The analysis of the woman’s skeleton revealed that her two uppermost cervical vertebrae were malformed and that blood vessels in the lower skull area could have been spatially restricted. This malformation may have made her a special person. Anthropologists suspect that by holding her head in a certain position, she was able to clamp off a blood vessel. It is possible this led to an involuntary eye movement, a so-called nystagmus. 2
During a recent archaeological excavation in Bad Dürrenberg scientists unearthed a 9,000-year-old hunting camp. This place is particularly interesting as it is located only six kilometers from the famous Bad Dürrenberg shaman burial, leading us to assume there could be an ancient connection between these two sites.
“Since the beginning of August, archaeologists of the State Office for Heritage Management and Archaeology Saxony-Anhalt have been investigating the approximately 9,000-year-old site. Eight excavation squares, each one by one meter in size, were excavated down to the geological subsoil.
In addition to numerous artifacts in the plow horizon, an undisturbed find layer and pits could be determined. Numerous stone implements, fragments of bones, and antlers were recovered. The large number of microliths, which may have served as tips for hunting arrows, is striking.

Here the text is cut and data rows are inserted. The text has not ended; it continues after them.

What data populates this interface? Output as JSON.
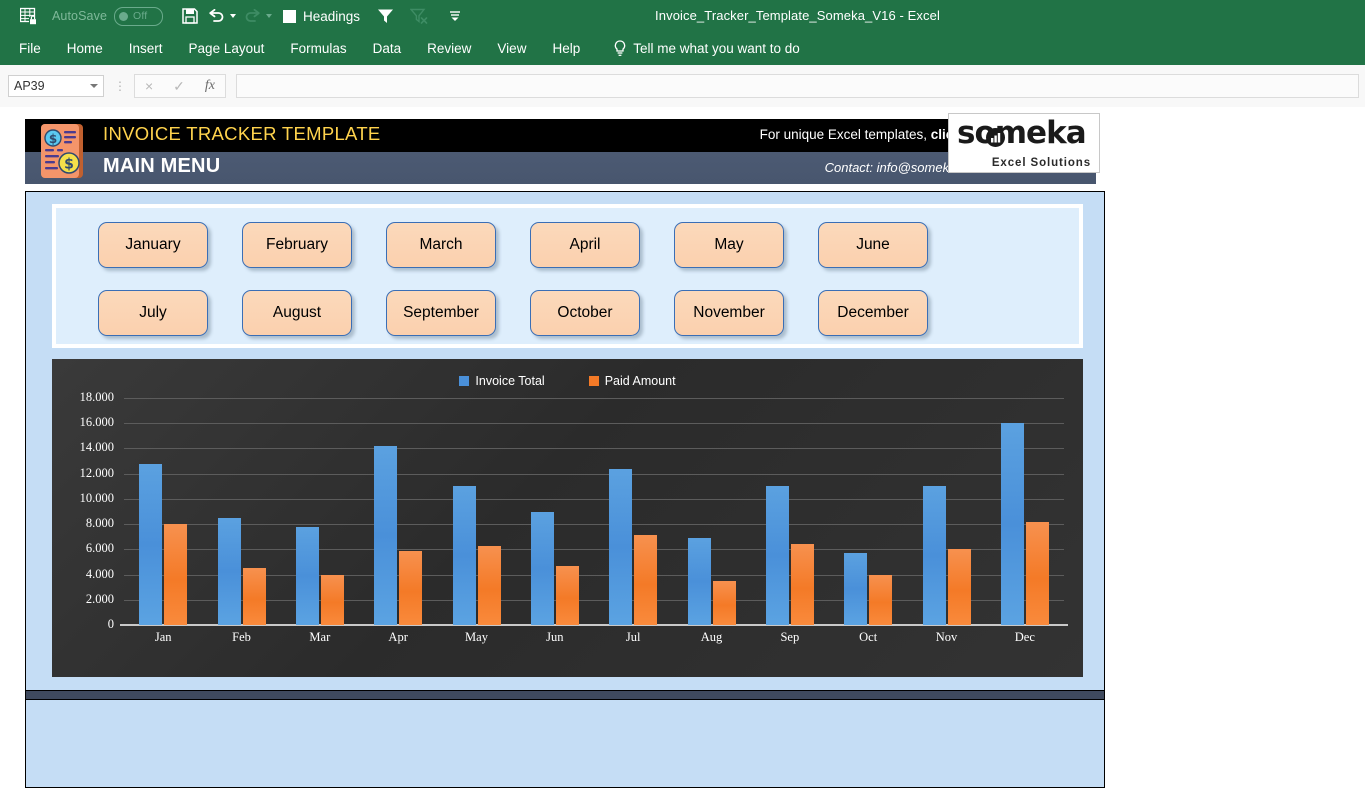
{
  "titlebar": {
    "autosave_label": "AutoSave",
    "autosave_state": "Off",
    "headings_label": "Headings",
    "window_title": "Invoice_Tracker_Template_Someka_V16  -  Excel",
    "icons": [
      "excel-lock-icon",
      "save-icon",
      "undo-icon",
      "redo-icon",
      "headings-checkbox",
      "filter-icon",
      "clear-filter-icon",
      "customize-qat-icon"
    ]
  },
  "ribbon": {
    "tabs": [
      "File",
      "Home",
      "Insert",
      "Page Layout",
      "Formulas",
      "Data",
      "Review",
      "View",
      "Help"
    ],
    "tellme": "Tell me what you want to do"
  },
  "formula_bar": {
    "name_box": "AP39",
    "cancel_icon": "×",
    "enter_icon": "✓",
    "function_icon": "fx",
    "formula_value": "",
    "formula_placeholder": ""
  },
  "banner": {
    "title": "INVOICE TRACKER TEMPLATE",
    "subtitle": "MAIN MENU",
    "promo_text": "For unique Excel templates, ",
    "promo_bold": "click →",
    "contact": "Contact: info@someka.net",
    "logo_word": "someka",
    "logo_sub": "Excel Solutions",
    "title_color": "#ffd34d",
    "top_bg": "#000000",
    "bottom_bg": "#4c5a73"
  },
  "months": {
    "row1": [
      "January",
      "February",
      "March",
      "April",
      "May",
      "June"
    ],
    "row2": [
      "July",
      "August",
      "September",
      "October",
      "November",
      "December"
    ],
    "button_fill": "#fbd3b1",
    "button_border": "#3a6eb5"
  },
  "chart_data": {
    "type": "bar",
    "title": "",
    "xlabel": "",
    "ylabel": "",
    "grid": true,
    "legend_position": "top",
    "background": "#333333",
    "ylim": [
      0,
      18000
    ],
    "yticks": [
      "0",
      "2.000",
      "4.000",
      "6.000",
      "8.000",
      "10.000",
      "12.000",
      "14.000",
      "16.000",
      "18.000"
    ],
    "categories": [
      "Jan",
      "Feb",
      "Mar",
      "Apr",
      "May",
      "Jun",
      "Jul",
      "Aug",
      "Sep",
      "Oct",
      "Nov",
      "Dec"
    ],
    "series": [
      {
        "name": "Invoice Total",
        "color": "#4a90d9",
        "values": [
          12800,
          8500,
          7800,
          14200,
          11000,
          9000,
          12400,
          6900,
          11000,
          5700,
          11000,
          16000
        ]
      },
      {
        "name": "Paid Amount",
        "color": "#f47a27",
        "values": [
          8000,
          4500,
          4000,
          5900,
          6300,
          4700,
          7100,
          3500,
          6400,
          4000,
          6000,
          8200
        ]
      }
    ]
  }
}
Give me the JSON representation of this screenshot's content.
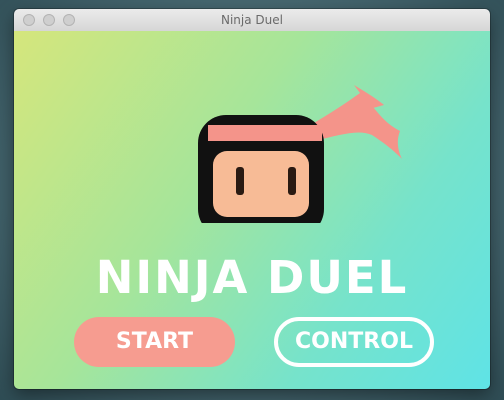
{
  "window": {
    "title": "Ninja Duel"
  },
  "game": {
    "title": "NINJA DUEL"
  },
  "menu": {
    "start_label": "START",
    "control_label": "CONTROL"
  },
  "icons": {
    "traffic_lights": [
      "close-light",
      "minimize-light",
      "zoom-light"
    ],
    "logo": "ninja-head-icon"
  },
  "colors": {
    "background_gradient": [
      "#d5e67c",
      "#a6e59a",
      "#76e3cb",
      "#5fe3e6"
    ],
    "headband": "#f4948a",
    "ninja_face": "#f7bb96",
    "ninja_mask": "#111111",
    "start_button": "#f69c90",
    "text": "#ffffff"
  }
}
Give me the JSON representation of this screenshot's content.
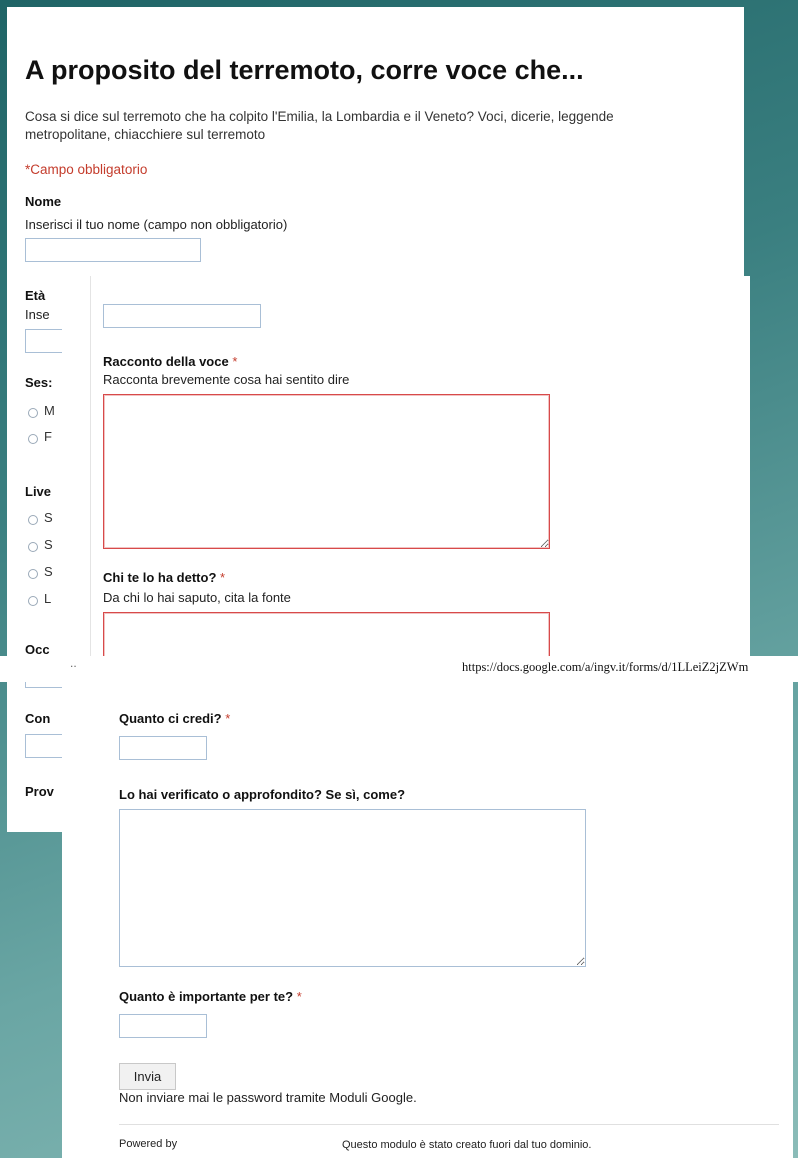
{
  "form": {
    "title": "A proposito del terremoto, corre voce che...",
    "description": "Cosa si dice sul terremoto che ha colpito l'Emilia, la Lombardia e il Veneto? Voci, dicerie, leggende metropolitane, chiacchiere sul terremoto",
    "required_note": "*Campo obbligatorio",
    "required_star": "*"
  },
  "q_nome": {
    "label": "Nome",
    "help": "Inserisci il tuo nome (campo non obbligatorio)",
    "value": ""
  },
  "partial_labels": {
    "eta": "Età",
    "eta_help": "Inse",
    "sesso": "Ses:",
    "sesso_opt1": "M",
    "sesso_opt2": "F",
    "livello": "Live",
    "livello_opt1": "S",
    "livello_opt2": "S",
    "livello_opt3": "S",
    "livello_opt4": "L",
    "occupazione": "Occ",
    "comune": "Con",
    "provincia": "Prov"
  },
  "q_racconto": {
    "label": "Racconto della voce",
    "help": "Racconta brevemente cosa hai sentito dire",
    "value": ""
  },
  "q_fonte": {
    "label": "Chi te lo ha detto?",
    "help": "Da chi lo hai saputo, cita la fonte",
    "value": ""
  },
  "url_bar": {
    "dots": "..",
    "url": "https://docs.google.com/a/ingv.it/forms/d/1LLeiZ2jZWm"
  },
  "q_credi": {
    "label": "Quanto ci credi?",
    "value": ""
  },
  "q_verificato": {
    "label": "Lo hai verificato o approfondito? Se sì, come?",
    "value": ""
  },
  "q_importante": {
    "label": "Quanto è importante per te?",
    "value": ""
  },
  "submit": {
    "label": "Invia"
  },
  "password_warning": "Non inviare mai le password tramite Moduli Google.",
  "footer": {
    "powered_by": "Powered by",
    "domain_note": "Questo modulo è stato creato fuori dal tuo dominio."
  },
  "colors": {
    "required": "#c43c2c",
    "error_border": "#d84a4a",
    "input_border": "#a9bfd6",
    "background": "#3a7f80"
  }
}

However, hardly any scrapers or tools in Dehlitz indicate the further processing of hunted prey. The site could have been a hunting camp that was used periodically.
The excavation site where scientists found a 9,000-year-old hunting camp is near the shaman’s burial. Credit: Oliver Dietrich – State Office for Heritage Management and Archaeology Saxony-Anhalt
Due to the spatial proximity to the grave of Bad Dürrenberg, the similarity of the raw material used for the manufacture of the stone tools, and the comparable tool shapes, a connection between the hunting camp near Dehlitz and the “Bad Dürrenberg shaman” is obvious,” the research team informs. 3
The mystery of the Bad Dürrenberg extraordinary burial seems to be slowly being solved, and the presented finds offer a fascinating glimpse into Europe’s ancient past.
“The Bad Dürrenberg burial does not explain the ‘origins of shamanism’, nor does it provide a general key to an understanding of this phenomenon. It presents unique lines of evidence which suggest that in a prehistoric context, mental or physical peculiarity could be interpreted in terms of shamanistic abilities and were highly valued by the respective society.” 4
Researchers have gained valuable information about the female shaman buried in Bad Dürrenberg, and we cannot exclude the possibility that new exciting finds can be expected soon.
Scientists have produced a fascinating series Archaeology exclusive, presenting the results of the latest research on the shaman since 2021. These films have English subtitles.